A smaller moment I really appreciated was Xander’s comment to Buffy when she announces that she’s going to kill Faith. He says, “I just don’t want to lose you.” Buffy replies, “I won’t get hurt.” Xander then says, “That’s not what I mean.” Xander is concerned that Buffy killing Faith will spark her like it did Faith and end up turning Buffy into Faith. While I believe Xander’s concern is valid, Buffy is hardly as confused as Faith was leading up to the moment where she killed the Deputy Mayor in “Bad Girls” [3×14] . It would, however, definitely affect her and quite possibly make her darker and quieter. Since this ends up happening anyway in later seasons, it seems to me just stabbing Faith had nearly the same effect.
All of this setup then finally pays off. The big Buffy and Faith fight scene launches us firmly into the second half of the story and makes for one of the most thrilling girl/girl fights I’ve ever seen on film. The only competition is Buffy and Faith’s other fights in “Revelations” [3×07] and “This Year’s Girl” [4×15] . The fight is well staged and contains very satisfying jabs at each other in between the action. These jabs actually have great meaning because of the wonderfully careful construction of Faith’s character and Buffy’s development over the course of the season. My only complaint with the fight lies at the very end, after Buffy stabs Faith. Buffy just lies on the ground listening to Faith go off about stuff when she should have been immediately jumping up, shock and all, and grabbing Faith. Instead she lets her fall backwards off the rooftop down onto a truck. I just don’t buy that Buffy would be so shocked that she wouldn’t be able to react for Angel’s sake.
I’ve introduced a lot of people to this series now, and nearly all of them have commented on why Buffy doesn’t climb down the ladder super quick and chase after the truck. This seems like a silly complaint to me because as strong as Buffy is she’s only slightly faster than most people while running. There’s no way she would have caught up with that truck. So this is not a complaint of mine.
To sum this up I’d have to say that part one gets the job done. It’s not perfect, but there’s a lot of really great character moments and development. On top of that, the Buffy and Faith fight scene is so satisfying it’s worth waiting for alone. My complaints pretty much revolve around the often slow pace and the lingering of Angel’s illness.
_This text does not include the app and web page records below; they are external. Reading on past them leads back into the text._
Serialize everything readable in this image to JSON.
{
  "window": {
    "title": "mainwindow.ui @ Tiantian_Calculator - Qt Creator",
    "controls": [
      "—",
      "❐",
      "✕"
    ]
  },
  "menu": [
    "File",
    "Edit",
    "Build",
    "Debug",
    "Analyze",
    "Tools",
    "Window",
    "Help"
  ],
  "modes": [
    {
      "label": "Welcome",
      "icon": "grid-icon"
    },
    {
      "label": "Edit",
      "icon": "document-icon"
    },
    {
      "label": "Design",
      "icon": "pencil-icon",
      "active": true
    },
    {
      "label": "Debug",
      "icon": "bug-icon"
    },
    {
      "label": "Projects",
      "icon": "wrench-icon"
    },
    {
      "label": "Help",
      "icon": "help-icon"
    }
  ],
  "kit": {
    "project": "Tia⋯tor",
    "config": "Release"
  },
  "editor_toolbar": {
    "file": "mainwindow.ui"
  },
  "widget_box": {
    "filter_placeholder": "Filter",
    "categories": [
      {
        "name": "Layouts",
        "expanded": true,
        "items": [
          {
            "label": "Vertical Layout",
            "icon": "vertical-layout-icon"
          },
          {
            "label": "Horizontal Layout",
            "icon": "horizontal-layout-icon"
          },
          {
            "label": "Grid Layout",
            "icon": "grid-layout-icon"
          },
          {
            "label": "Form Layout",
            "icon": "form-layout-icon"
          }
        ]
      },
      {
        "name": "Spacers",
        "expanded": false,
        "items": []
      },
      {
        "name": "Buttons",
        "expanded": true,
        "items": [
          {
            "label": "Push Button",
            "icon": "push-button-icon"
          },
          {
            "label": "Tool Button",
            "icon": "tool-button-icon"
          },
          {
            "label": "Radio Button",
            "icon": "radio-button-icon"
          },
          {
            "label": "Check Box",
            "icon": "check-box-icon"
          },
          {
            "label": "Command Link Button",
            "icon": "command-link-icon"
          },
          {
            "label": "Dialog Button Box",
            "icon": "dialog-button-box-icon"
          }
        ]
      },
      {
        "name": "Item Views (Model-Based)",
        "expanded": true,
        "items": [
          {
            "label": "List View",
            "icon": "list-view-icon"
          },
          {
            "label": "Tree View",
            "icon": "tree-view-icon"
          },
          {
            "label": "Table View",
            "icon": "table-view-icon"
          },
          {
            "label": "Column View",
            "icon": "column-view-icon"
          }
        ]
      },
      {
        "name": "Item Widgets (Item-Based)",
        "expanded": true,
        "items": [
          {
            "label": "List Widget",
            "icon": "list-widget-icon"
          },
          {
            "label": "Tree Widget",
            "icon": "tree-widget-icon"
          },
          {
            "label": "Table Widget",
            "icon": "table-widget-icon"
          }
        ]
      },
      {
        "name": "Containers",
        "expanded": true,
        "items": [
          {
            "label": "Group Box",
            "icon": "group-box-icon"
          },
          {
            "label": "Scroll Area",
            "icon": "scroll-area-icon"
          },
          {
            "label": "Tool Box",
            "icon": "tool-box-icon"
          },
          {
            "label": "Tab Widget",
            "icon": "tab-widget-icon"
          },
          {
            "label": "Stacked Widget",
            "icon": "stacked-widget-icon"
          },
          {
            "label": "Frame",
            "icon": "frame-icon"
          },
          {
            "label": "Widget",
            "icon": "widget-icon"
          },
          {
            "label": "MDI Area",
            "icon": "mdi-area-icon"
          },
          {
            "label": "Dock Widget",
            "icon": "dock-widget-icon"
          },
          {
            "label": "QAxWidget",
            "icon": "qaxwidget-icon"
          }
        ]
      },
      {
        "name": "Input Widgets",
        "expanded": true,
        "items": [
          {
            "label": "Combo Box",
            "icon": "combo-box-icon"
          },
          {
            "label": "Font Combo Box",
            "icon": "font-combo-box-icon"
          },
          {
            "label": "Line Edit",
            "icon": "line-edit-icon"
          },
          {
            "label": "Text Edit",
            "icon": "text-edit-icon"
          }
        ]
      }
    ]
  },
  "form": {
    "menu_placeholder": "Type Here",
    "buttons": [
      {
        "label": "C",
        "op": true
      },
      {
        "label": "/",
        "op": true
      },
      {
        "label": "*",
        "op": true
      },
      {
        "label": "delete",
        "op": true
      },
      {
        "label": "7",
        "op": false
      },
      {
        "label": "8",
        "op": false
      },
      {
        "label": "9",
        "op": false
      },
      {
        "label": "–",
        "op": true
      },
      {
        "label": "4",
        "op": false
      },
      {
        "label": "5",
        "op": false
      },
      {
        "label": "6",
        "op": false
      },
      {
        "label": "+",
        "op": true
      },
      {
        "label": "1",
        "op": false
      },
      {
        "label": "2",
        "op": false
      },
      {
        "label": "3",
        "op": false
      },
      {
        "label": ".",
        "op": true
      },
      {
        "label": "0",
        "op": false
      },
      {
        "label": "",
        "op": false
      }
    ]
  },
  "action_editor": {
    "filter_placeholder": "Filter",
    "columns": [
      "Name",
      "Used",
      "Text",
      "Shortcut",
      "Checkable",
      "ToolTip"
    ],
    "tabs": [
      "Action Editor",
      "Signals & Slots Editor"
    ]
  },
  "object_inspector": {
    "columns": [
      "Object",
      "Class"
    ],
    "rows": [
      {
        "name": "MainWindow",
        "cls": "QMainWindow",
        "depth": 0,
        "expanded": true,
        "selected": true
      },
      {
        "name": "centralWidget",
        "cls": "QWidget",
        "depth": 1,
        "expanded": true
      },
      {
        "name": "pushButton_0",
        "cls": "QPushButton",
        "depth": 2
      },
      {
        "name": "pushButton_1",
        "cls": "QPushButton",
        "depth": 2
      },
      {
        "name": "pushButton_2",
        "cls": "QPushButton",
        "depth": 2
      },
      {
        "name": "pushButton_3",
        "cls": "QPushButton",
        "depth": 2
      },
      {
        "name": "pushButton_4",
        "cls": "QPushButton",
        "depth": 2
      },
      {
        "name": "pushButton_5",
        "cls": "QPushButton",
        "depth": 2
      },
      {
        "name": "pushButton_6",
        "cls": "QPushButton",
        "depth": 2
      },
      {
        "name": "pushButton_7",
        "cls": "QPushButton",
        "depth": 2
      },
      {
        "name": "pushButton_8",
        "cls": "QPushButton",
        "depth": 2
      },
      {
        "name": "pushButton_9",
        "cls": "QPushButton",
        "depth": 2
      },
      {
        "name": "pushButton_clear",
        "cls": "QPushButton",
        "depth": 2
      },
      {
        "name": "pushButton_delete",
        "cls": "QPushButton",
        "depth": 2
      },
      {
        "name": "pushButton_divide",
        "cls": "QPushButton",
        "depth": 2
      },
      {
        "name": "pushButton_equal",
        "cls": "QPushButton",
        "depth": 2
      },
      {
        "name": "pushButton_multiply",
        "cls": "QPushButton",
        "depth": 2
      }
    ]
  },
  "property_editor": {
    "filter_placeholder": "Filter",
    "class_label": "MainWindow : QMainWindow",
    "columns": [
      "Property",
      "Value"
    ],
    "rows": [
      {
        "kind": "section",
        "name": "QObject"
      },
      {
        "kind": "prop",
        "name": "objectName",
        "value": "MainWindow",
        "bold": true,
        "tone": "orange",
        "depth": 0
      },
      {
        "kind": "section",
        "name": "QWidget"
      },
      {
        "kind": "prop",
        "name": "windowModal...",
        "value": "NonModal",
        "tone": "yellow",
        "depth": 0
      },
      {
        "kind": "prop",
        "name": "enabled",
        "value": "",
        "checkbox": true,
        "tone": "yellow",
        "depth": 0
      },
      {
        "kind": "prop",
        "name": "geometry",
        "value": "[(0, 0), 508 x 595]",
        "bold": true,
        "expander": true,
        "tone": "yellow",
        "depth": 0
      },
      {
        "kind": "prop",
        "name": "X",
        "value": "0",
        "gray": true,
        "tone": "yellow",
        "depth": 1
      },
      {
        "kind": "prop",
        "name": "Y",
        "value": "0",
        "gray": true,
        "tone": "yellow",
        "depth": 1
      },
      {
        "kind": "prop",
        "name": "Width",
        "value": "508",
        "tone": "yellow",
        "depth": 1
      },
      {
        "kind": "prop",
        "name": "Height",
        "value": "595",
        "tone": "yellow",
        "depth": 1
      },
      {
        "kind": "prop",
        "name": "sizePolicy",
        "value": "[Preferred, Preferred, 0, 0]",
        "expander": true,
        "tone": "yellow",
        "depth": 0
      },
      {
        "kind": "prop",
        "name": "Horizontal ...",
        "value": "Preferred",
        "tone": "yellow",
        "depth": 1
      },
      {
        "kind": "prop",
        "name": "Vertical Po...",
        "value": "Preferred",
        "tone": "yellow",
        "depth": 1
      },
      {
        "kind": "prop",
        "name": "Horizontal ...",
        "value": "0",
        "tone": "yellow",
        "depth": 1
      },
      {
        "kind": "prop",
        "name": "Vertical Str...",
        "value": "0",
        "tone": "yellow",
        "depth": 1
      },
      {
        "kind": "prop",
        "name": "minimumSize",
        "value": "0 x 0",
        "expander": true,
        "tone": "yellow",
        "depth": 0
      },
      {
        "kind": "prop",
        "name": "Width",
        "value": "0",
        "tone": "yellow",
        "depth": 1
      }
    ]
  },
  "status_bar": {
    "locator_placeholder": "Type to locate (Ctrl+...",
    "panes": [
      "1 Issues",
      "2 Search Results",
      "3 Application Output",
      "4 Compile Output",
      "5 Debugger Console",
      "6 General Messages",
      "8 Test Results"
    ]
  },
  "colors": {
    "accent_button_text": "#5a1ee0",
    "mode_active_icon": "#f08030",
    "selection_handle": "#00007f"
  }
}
Overall, though, it’s a success. Bring on part two!
Minor Pros/Cons (+/-)
+ Willow wanting Harmony to sign her yearbook. This phenomenon is weird but factual. When leaving something behind you even begin to miss the things you hated.
+ Willow seeing Percy again. I’m really pleased they kept bringing him back.
+ Giles sword fighting with Wesley while hardly paying attention.
+ Anya’s knowledge as an ex-demon being tremendously useful.
+ Oz ‘panicking’ and his relationship with Willow overall. These two are wonderful together.
+ Angel’s less-than-stealthy entrance to the apartment Buffy’s investigating.
+ The book with the ascended demon in it having two additional fold out pages.